After a murderer named Dylann Roof shot and killed nine people in a church in South Carolina in 2015, a black pastor in North Carolina wanted to empower his congregation to exercise their Second Amendment right to defend themselves with guns.
Melvin Clark said he’d have 10 members of his congregation trained in using guns and act as plainclothes security guards.
With the recent mass-murder shooting in Texas, other pastors see the need to be proactive and take preemptive action. Brady Boyd, a pastor in Colorado, recalled a shooting that happened outside his church in 2007.
Reflecting the attack on his church 10 years ago in a blog post on Monday morning, the pastor wrote, “The sad reality is that every church should have a strategy to protect its members when they gather.”
Across the country, many churches and other places of worship are considering security measures as mass shootings have become a tragically familiar narrative in the United States. In the last five years alone, gunmen have taken lives not only at churches such as New Life, First Baptist and Emanuel African Methodist Episcopal Church in Charleston, S.C., but also a mosque, Jewish center and Sikh temple.
On Sunday, Texas Attorney General Ken Paxton suggested on Fox News that churchgoers carry concealed weapons.
Carriers in Texas can take their guns to church if the church has no objections.
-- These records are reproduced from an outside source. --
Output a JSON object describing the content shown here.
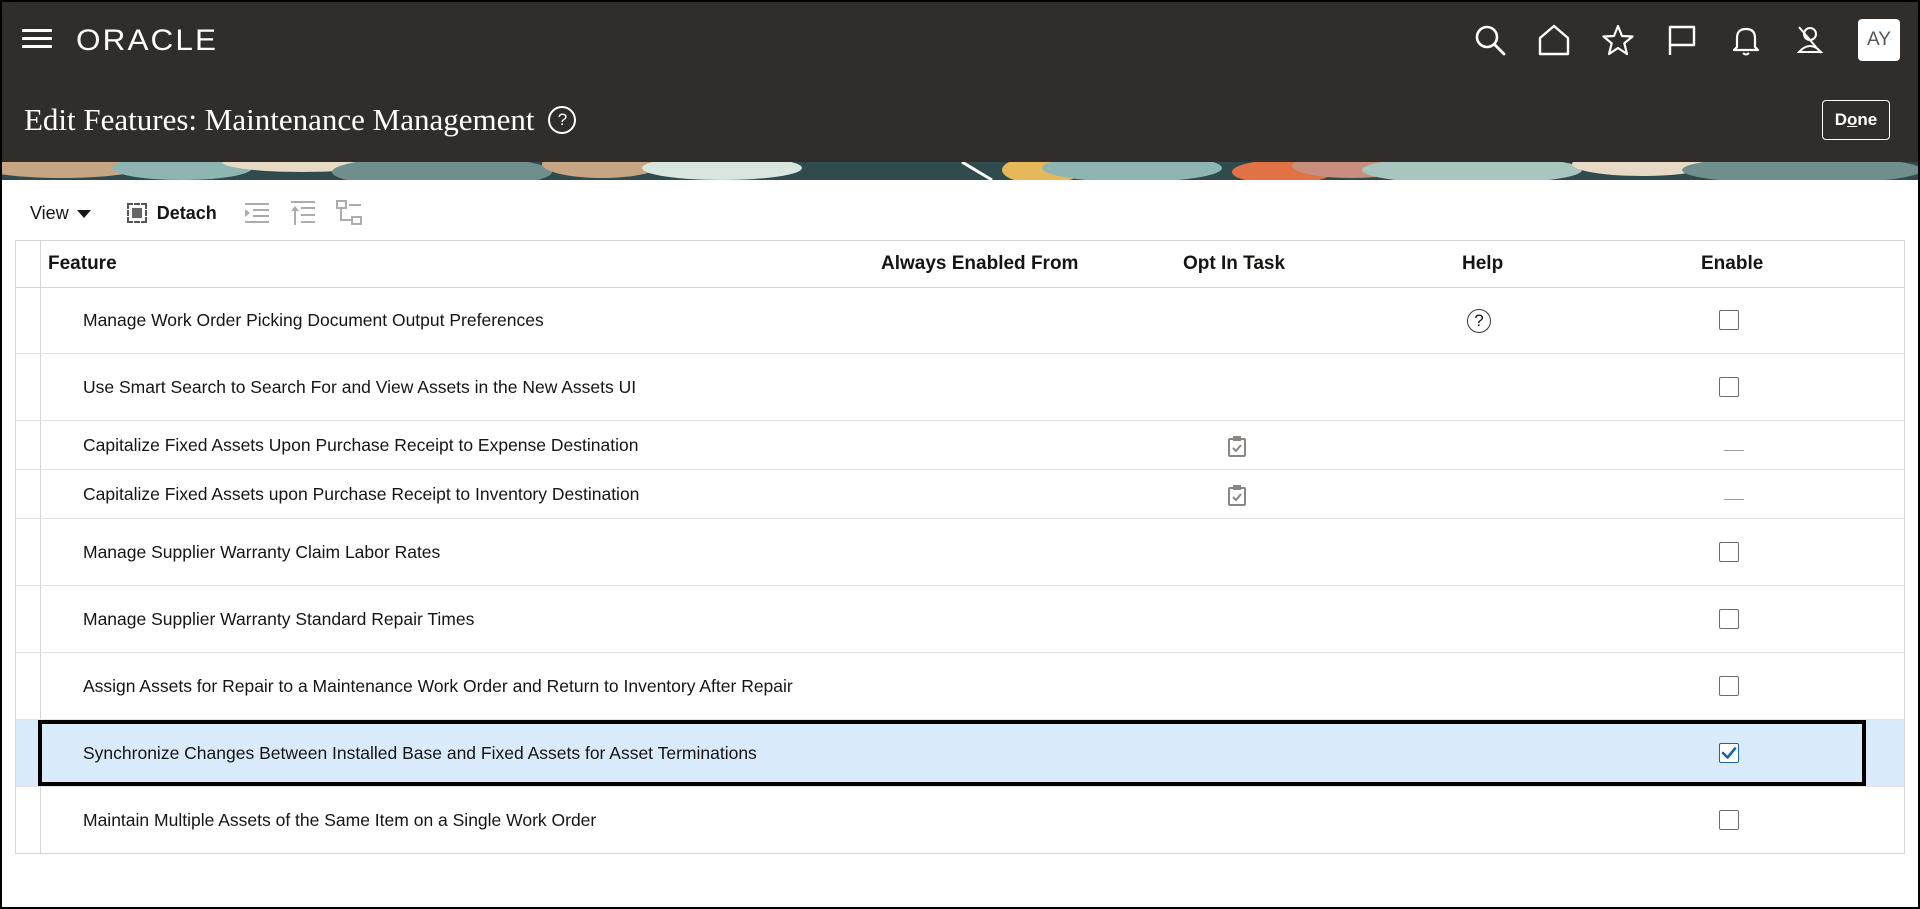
{
  "header": {
    "logo": "ORACLE",
    "page_title": "Edit Features: Maintenance Management",
    "help_glyph": "?",
    "done_label_prefix": "D",
    "done_label_underlined": "o",
    "done_label_suffix": "ne",
    "avatar_initials": "AY",
    "icons": [
      "menu-icon",
      "search-icon",
      "home-icon",
      "star-icon",
      "flag-icon",
      "bell-icon",
      "user-icon"
    ]
  },
  "toolbar": {
    "view_label": "View",
    "detach_label": "Detach"
  },
  "table": {
    "columns": {
      "feature": "Feature",
      "always_enabled_from": "Always Enabled From",
      "opt_in_task": "Opt In Task",
      "help": "Help",
      "enable": "Enable"
    },
    "rows": [
      {
        "feature": "Manage Work Order Picking Document Output Preferences",
        "has_help": true,
        "has_task": false,
        "enable": "unchecked"
      },
      {
        "feature": "Use Smart Search to Search For and View Assets in the New Assets UI",
        "has_help": false,
        "has_task": false,
        "enable": "unchecked"
      },
      {
        "feature": "Capitalize Fixed Assets Upon Purchase Receipt to Expense Destination",
        "has_help": false,
        "has_task": true,
        "enable": "none"
      },
      {
        "feature": "Capitalize Fixed Assets upon Purchase Receipt to Inventory Destination",
        "has_help": false,
        "has_task": true,
        "enable": "none"
      },
      {
        "feature": "Manage Supplier Warranty Claim Labor Rates",
        "has_help": false,
        "has_task": false,
        "enable": "unchecked"
      },
      {
        "feature": "Manage Supplier Warranty Standard Repair Times",
        "has_help": false,
        "has_task": false,
        "enable": "unchecked"
      },
      {
        "feature": "Assign Assets for Repair to a Maintenance Work Order and Return to Inventory After Repair",
        "has_help": false,
        "has_task": false,
        "enable": "unchecked"
      },
      {
        "feature": "Synchronize Changes Between Installed Base and Fixed Assets for Asset Terminations",
        "has_help": false,
        "has_task": false,
        "enable": "checked",
        "selected": true
      },
      {
        "feature": "Maintain Multiple Assets of the Same Item on a Single Work Order",
        "has_help": false,
        "has_task": false,
        "enable": "unchecked"
      }
    ]
  },
  "colors": {
    "header_bg": "#312d2a",
    "selected_row": "#d9ebfa",
    "checkbox_accent": "#1c63a6"
  }
}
The same goes for churches in other states that allow concealed-carry. The presumption is weapons are not allowed unless carriers have express consent.